TO DO =
Produce the full set of records below once more, exactly as they stand.

MATERIALS PROVIDED =
[Start of Attachment]

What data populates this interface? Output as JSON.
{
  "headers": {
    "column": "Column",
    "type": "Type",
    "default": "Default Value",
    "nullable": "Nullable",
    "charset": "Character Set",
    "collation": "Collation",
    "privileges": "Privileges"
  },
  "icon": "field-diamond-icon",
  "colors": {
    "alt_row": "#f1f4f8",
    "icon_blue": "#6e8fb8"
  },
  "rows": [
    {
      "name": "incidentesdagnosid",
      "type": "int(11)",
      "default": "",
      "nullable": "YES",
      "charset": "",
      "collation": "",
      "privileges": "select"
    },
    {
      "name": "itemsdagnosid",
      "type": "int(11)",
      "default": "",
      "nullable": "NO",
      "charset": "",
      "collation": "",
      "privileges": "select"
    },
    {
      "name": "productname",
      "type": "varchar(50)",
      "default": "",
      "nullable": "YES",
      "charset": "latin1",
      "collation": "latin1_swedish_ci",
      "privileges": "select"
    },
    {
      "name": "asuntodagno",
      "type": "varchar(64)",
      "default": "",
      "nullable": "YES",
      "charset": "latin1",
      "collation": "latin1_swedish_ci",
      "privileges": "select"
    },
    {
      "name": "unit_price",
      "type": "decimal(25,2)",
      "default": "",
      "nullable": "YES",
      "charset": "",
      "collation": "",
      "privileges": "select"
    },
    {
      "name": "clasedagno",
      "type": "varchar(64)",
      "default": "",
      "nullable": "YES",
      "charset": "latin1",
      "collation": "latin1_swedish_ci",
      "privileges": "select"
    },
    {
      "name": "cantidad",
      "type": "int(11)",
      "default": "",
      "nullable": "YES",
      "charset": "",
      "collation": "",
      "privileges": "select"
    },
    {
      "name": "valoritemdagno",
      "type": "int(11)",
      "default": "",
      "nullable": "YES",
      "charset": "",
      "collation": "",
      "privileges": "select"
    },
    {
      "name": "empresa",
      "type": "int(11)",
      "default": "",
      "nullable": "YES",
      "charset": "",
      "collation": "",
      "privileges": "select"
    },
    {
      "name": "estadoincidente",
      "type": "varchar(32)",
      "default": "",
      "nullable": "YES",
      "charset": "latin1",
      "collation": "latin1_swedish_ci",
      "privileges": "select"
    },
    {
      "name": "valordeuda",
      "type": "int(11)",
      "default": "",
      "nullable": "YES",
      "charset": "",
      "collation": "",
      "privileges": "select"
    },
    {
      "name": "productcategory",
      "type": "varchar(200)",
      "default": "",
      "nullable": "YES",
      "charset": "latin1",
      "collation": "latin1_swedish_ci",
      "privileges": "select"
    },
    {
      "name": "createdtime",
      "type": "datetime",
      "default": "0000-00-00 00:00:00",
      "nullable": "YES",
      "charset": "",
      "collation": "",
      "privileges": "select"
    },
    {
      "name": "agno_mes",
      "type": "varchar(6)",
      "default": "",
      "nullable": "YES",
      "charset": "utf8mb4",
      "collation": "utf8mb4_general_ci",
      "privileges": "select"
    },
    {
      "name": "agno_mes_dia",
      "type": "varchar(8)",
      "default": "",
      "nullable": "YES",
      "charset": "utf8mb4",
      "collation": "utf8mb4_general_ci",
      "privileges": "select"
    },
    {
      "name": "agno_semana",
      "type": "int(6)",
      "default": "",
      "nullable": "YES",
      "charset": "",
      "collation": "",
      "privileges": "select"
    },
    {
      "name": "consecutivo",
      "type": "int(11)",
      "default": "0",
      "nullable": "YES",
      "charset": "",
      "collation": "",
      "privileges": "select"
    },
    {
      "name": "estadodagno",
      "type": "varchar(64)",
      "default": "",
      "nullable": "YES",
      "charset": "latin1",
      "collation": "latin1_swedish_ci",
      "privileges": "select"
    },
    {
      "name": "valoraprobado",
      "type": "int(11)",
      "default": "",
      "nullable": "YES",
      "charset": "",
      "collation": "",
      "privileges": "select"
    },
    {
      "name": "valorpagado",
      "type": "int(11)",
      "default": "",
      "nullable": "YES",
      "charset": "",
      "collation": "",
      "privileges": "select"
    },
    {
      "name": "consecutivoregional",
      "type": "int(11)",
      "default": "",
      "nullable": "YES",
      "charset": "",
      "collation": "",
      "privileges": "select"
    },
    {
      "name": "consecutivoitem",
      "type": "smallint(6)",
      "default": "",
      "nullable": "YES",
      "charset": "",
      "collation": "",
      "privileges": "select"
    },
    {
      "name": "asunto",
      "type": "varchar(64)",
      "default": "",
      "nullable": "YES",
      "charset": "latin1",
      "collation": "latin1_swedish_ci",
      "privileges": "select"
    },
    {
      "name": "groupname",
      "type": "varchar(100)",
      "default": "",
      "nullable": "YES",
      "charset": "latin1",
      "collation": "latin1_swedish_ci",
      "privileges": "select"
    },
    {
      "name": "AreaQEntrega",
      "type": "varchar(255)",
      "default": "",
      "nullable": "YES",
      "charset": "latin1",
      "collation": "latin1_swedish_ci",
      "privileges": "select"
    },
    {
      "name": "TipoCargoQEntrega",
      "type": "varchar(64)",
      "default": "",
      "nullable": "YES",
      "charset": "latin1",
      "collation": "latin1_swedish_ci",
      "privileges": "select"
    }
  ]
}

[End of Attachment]

COMPLETED TASK =
What data populates this interface? Output as JSON.
{
  "headers": {
    "column": "Column",
    "type": "Type",
    "default": "Default Value",
    "nullable": "Nullable",
    "charset": "Character Set",
    "collation": "Collation",
    "privileges": "Privileges"
  },
  "icon": "field-diamond-icon",
  "colors": {
    "alt_row": "#f1f4f8",
    "icon_blue": "#6e8fb8"
  },
  "rows": [
    {
      "name": "incidentesdagnosid",
      "type": "int(11)",
      "default": "",
      "nullable": "YES",
      "charset": "",
      "collation": "",
      "privileges": "select"
    },
    {
      "name": "itemsdagnosid",
      "type": "int(11)",
      "default": "",
      "nullable": "NO",
      "charset": "",
      "collation": "",
      "privileges": "select"
    },
    {
      "name": "productname",
      "type": "varchar(50)",
      "default": "",
      "nullable": "YES",
      "charset": "latin1",
      "collation": "latin1_swedish_ci",
      "privileges": "select"
    },
    {
      "name": "asuntodagno",
      "type": "varchar(64)",
      "default": "",
      "nullable": "YES",
      "charset": "latin1",
      "collation": "latin1_swedish_ci",
      "privileges": "select"
    },
    {
      "name": "unit_price",
      "type": "decimal(25,2)",
      "default": "",
      "nullable": "YES",
      "charset": "",
      "collation": "",
      "privileges": "select"
    },
    {
      "name": "clasedagno",
      "type": "varchar(64)",
      "default": "",
      "nullable": "YES",
      "charset": "latin1",
      "collation": "latin1_swedish_ci",
      "privileges": "select"
    },
    {
      "name": "cantidad",
      "type": "int(11)",
      "default": "",
      "nullable": "YES",
      "charset": "",
      "collation": "",
      "privileges": "select"
    },
    {
      "name": "valoritemdagno",
      "type": "int(11)",
      "default": "",
      "nullable": "YES",
      "charset": "",
      "collation": "",
      "privileges": "select"
    },
    {
      "name": "empresa",
      "type": "int(11)",
      "default": "",
      "nullable": "YES",
      "charset": "",
      "collation": "",
      "privileges": "select"
    },
    {
      "name": "estadoincidente",
      "type": "varchar(32)",
      "default": "",
      "nullable": "YES",
      "charset": "latin1",
      "collation": "latin1_swedish_ci",
      "privileges": "select"
    },
    {
      "name": "valordeuda",
      "type": "int(11)",
      "default": "",
      "nullable": "YES",
      "charset": "",
      "collation": "",
      "privileges": "select"
    },
    {
      "name": "productcategory",
      "type": "varchar(200)",
      "default": "",
      "nullable": "YES",
      "charset": "latin1",
      "collation": "latin1_swedish_ci",
      "privileges": "select"
    },
    {
      "name": "createdtime",
      "type": "datetime",
      "default": "0000-00-00 00:00:00",
      "nullable": "YES",
      "charset": "",
      "collation": "",
      "privileges": "select"
    },
    {
      "name": "agno_mes",
      "type": "varchar(6)",
      "default": "",
      "nullable": "YES",
      "charset": "utf8mb4",
      "collation": "utf8mb4_general_ci",
      "privileges": "select"
    },
    {
      "name": "agno_mes_dia",
      "type": "varchar(8)",
      "default": "",
      "nullable": "YES",
      "charset": "utf8mb4",
      "collation": "utf8mb4_general_ci",
      "privileges": "select"
    },
    {
      "name": "agno_semana",
      "type": "int(6)",
      "default": "",
      "nullable": "YES",
      "charset": "",
      "collation": "",
      "privileges": "select"
    },
    {
      "name": "consecutivo",
      "type": "int(11)",
      "default": "0",
      "nullable": "YES",
      "charset": "",
      "collation": "",
      "privileges": "select"
    },
    {
      "name": "estadodagno",
      "type": "varchar(64)",
      "default": "",
      "nullable": "YES",
      "charset": "latin1",
      "collation": "latin1_swedish_ci",
      "privileges": "select"
    },
    {
      "name": "valoraprobado",
      "type": "int(11)",
      "default": "",
      "nullable": "YES",
      "charset": "",
      "collation": "",
      "privileges": "select"
    },
    {
      "name": "valorpagado",
      "type": "int(11)",
      "default": "",
      "nullable": "YES",
      "charset": "",
      "collation": "",
      "privileges": "select"
    },
    {
      "name": "consecutivoregional",
      "type": "int(11)",
      "default": "",
      "nullable": "YES",
      "charset": "",
      "collation": "",
      "privileges": "select"
    },
    {
      "name": "consecutivoitem",
      "type": "smallint(6)",
      "default": "",
      "nullable": "YES",
      "charset": "",
      "collation": "",
      "privileges": "select"
    },
    {
      "name": "asunto",
      "type": "varchar(64)",
      "default": "",
      "nullable": "YES",
      "charset": "latin1",
      "collation": "latin1_swedish_ci",
      "privileges": "select"
    },
    {
      "name": "groupname",
      "type": "varchar(100)",
      "default": "",
      "nullable": "YES",
      "charset": "latin1",
      "collation": "latin1_swedish_ci",
      "privileges": "select"
    },
    {
      "name": "AreaQEntrega",
      "type": "varchar(255)",
      "default": "",
      "nullable": "YES",
      "charset": "latin1",
      "collation": "latin1_swedish_ci",
      "privileges": "select"
    },
    {
      "name": "TipoCargoQEntrega",
      "type": "varchar(64)",
      "default": "",
      "nullable": "YES",
      "charset": "latin1",
      "collation": "latin1_swedish_ci",
      "privileges": "select"
    }
  ]
}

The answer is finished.